List each line of the data that holds the string "канал".

[Start of section]

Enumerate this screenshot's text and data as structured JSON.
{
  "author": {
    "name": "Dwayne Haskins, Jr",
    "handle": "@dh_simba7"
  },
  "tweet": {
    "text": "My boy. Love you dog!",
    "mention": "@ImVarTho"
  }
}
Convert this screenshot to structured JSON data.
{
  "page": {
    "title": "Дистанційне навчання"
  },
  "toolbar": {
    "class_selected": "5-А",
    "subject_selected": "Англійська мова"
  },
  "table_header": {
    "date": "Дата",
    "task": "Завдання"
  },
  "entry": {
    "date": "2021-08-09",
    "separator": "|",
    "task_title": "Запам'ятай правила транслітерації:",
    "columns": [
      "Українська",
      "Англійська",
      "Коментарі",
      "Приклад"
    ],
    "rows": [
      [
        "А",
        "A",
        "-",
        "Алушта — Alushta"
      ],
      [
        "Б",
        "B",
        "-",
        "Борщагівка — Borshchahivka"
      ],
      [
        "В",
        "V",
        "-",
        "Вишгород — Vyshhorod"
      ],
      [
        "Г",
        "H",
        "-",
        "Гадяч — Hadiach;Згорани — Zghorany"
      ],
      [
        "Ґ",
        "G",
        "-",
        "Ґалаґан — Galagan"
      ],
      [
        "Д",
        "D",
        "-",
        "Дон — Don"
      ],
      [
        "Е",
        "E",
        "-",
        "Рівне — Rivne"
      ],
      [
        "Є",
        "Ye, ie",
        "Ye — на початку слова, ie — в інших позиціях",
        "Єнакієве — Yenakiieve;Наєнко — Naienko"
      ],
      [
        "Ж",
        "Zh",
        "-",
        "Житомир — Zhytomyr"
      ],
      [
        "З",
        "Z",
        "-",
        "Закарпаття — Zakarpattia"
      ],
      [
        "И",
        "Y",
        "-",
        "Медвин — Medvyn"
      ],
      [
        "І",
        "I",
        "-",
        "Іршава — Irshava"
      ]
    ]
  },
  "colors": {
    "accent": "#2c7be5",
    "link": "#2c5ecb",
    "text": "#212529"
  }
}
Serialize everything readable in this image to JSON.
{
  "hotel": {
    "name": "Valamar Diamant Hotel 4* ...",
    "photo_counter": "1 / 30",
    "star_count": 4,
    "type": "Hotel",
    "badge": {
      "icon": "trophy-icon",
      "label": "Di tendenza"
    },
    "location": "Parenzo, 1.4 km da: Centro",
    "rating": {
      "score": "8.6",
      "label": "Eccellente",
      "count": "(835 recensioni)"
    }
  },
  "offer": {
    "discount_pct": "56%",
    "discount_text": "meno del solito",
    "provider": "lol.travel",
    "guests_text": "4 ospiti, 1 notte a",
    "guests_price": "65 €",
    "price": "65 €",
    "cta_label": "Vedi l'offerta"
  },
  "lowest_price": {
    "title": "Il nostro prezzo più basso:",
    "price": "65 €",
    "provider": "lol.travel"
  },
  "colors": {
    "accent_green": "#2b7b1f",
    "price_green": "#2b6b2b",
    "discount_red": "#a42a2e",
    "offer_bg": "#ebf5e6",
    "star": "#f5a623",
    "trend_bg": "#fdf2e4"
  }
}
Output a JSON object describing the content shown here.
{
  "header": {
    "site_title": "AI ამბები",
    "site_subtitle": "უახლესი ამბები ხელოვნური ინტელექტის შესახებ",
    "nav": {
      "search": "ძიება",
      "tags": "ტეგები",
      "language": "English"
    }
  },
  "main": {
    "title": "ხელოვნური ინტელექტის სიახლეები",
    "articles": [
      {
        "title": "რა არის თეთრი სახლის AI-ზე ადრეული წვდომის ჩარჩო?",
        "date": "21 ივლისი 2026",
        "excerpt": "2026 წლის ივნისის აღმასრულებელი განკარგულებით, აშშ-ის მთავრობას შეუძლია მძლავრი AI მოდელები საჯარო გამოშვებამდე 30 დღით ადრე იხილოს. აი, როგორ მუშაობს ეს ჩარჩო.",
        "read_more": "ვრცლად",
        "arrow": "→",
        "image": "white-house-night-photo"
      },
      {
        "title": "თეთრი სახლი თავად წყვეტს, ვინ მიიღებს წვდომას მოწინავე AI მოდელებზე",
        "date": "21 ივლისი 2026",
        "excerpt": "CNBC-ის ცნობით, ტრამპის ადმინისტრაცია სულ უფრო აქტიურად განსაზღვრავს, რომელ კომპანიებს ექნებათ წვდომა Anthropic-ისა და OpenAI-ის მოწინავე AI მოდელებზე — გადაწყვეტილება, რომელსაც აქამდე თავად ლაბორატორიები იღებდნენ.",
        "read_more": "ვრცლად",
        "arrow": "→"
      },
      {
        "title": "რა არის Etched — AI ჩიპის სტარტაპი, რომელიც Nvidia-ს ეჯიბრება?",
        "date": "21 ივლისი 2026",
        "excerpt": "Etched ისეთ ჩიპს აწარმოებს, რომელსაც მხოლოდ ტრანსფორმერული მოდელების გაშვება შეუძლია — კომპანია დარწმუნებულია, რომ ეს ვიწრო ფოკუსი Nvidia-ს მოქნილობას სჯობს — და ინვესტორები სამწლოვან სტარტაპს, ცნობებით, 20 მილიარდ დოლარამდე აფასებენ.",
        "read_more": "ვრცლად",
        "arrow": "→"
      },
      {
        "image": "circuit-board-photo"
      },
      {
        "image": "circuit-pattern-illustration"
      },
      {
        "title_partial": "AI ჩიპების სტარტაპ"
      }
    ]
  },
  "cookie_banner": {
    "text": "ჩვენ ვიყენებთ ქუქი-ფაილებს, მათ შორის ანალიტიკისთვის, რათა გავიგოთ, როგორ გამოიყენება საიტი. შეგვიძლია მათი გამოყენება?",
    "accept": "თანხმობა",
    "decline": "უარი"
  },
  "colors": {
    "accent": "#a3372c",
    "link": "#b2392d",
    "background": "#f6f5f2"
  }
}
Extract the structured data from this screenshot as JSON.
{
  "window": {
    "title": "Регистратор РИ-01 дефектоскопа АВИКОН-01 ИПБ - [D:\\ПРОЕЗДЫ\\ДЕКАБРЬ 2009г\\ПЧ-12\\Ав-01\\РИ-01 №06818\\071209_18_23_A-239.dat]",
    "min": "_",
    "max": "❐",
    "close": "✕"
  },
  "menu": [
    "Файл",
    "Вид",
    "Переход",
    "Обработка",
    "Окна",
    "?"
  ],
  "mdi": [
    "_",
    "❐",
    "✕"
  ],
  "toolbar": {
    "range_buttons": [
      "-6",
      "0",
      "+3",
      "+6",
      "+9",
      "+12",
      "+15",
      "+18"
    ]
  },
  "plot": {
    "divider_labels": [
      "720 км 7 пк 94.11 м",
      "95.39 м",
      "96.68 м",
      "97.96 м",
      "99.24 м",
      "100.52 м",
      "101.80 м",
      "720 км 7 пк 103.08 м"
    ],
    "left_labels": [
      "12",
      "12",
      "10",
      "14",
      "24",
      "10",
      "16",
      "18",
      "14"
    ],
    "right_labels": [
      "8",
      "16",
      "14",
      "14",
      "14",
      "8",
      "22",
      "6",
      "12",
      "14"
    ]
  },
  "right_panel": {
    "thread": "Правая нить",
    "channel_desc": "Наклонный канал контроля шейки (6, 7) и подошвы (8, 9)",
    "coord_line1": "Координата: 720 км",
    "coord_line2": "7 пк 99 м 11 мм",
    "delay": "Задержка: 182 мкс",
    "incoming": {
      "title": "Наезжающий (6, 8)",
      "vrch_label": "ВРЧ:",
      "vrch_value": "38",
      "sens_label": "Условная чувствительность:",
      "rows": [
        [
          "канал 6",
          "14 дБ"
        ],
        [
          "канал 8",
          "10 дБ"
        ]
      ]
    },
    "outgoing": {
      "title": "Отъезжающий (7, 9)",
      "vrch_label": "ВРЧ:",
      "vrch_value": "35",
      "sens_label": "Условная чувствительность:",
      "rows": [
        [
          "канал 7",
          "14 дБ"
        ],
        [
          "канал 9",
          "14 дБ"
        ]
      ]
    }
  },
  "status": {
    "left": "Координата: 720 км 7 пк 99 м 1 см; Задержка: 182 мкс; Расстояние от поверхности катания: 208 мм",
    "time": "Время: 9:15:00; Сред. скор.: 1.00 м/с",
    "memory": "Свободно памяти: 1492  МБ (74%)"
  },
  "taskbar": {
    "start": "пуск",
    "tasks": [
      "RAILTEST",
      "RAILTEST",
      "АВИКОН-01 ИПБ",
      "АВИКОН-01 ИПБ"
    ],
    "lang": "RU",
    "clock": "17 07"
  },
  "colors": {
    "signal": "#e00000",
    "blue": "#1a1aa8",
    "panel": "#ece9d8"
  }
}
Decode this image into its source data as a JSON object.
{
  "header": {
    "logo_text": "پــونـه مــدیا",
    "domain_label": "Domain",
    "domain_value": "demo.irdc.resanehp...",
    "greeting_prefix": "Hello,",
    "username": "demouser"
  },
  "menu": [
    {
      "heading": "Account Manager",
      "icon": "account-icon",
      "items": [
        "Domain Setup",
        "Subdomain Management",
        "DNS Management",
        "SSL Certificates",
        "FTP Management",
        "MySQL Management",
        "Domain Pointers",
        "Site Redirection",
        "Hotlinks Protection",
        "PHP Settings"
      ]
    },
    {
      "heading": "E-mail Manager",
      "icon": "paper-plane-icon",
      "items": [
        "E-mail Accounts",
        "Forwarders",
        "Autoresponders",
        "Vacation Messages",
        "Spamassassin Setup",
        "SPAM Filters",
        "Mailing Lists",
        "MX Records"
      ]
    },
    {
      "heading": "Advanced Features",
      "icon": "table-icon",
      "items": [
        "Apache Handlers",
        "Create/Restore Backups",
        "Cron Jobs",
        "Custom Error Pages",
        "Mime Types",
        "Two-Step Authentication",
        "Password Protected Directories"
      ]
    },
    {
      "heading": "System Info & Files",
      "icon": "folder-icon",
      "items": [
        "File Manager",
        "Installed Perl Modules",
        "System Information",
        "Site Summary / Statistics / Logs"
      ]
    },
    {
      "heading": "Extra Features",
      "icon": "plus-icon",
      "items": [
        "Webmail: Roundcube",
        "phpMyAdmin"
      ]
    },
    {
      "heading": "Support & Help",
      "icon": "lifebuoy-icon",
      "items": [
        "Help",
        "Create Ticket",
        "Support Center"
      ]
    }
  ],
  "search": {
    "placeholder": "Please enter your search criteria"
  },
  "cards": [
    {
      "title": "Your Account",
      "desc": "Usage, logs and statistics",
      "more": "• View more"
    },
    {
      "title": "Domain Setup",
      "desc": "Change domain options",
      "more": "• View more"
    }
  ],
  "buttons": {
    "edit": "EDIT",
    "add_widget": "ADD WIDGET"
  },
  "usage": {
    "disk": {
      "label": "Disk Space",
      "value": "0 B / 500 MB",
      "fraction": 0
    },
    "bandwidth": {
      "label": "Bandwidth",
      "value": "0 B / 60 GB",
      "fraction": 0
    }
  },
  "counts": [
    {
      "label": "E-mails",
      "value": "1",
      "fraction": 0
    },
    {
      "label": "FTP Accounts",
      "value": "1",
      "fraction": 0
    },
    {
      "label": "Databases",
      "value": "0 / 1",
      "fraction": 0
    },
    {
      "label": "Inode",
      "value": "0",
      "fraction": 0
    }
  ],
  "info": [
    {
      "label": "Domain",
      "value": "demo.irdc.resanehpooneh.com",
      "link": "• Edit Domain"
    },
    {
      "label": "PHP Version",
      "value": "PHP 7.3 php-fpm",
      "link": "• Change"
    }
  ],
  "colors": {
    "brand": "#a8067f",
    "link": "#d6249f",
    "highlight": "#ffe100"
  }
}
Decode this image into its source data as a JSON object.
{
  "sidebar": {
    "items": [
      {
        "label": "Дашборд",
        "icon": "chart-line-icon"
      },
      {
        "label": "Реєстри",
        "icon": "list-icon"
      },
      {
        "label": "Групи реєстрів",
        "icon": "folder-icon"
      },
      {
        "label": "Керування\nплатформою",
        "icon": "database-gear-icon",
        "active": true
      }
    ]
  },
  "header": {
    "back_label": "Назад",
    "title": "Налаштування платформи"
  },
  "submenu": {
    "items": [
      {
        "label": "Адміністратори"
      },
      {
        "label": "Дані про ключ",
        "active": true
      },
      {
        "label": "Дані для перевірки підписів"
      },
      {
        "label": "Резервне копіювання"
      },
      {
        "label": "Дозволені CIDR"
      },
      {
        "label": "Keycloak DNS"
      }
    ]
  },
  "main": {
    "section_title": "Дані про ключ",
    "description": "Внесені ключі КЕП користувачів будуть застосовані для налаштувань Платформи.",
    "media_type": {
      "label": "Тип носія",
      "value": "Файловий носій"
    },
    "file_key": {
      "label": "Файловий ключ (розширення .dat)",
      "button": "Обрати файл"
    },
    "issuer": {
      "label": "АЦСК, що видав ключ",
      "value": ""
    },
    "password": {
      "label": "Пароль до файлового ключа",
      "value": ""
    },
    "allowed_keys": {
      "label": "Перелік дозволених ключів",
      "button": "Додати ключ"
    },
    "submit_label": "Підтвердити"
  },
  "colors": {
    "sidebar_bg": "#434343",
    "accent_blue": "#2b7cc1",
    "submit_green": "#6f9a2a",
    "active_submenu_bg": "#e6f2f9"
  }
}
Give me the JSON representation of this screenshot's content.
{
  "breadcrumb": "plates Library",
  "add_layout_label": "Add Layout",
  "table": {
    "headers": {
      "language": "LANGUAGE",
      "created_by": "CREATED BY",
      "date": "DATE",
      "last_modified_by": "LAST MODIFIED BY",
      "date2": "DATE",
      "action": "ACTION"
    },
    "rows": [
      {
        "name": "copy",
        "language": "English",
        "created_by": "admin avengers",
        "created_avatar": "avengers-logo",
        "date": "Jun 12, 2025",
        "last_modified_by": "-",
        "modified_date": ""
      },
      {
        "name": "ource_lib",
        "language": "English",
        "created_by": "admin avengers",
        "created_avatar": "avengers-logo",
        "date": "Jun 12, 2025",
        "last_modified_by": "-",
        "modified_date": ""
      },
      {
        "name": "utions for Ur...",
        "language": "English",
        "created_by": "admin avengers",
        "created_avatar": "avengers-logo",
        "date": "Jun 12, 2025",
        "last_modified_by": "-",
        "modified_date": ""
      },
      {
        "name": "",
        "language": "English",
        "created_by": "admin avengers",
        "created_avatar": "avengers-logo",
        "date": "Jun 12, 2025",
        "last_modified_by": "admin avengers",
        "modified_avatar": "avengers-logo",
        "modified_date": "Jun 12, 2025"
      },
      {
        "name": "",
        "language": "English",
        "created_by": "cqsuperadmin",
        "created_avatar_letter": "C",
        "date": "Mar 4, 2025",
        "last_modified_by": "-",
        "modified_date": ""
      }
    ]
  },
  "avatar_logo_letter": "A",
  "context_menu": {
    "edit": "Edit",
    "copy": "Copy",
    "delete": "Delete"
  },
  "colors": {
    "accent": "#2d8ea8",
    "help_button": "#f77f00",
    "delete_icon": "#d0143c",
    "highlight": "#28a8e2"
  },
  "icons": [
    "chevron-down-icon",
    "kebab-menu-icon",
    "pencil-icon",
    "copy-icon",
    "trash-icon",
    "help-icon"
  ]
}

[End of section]

● **Answer for the task**
    "channel_desc": "Наклонный канал контроля шейки (6, 7) и подошвы (8, 9)",
          "канал 6",
          "канал 8",
          "канал 7",
          "канал 9",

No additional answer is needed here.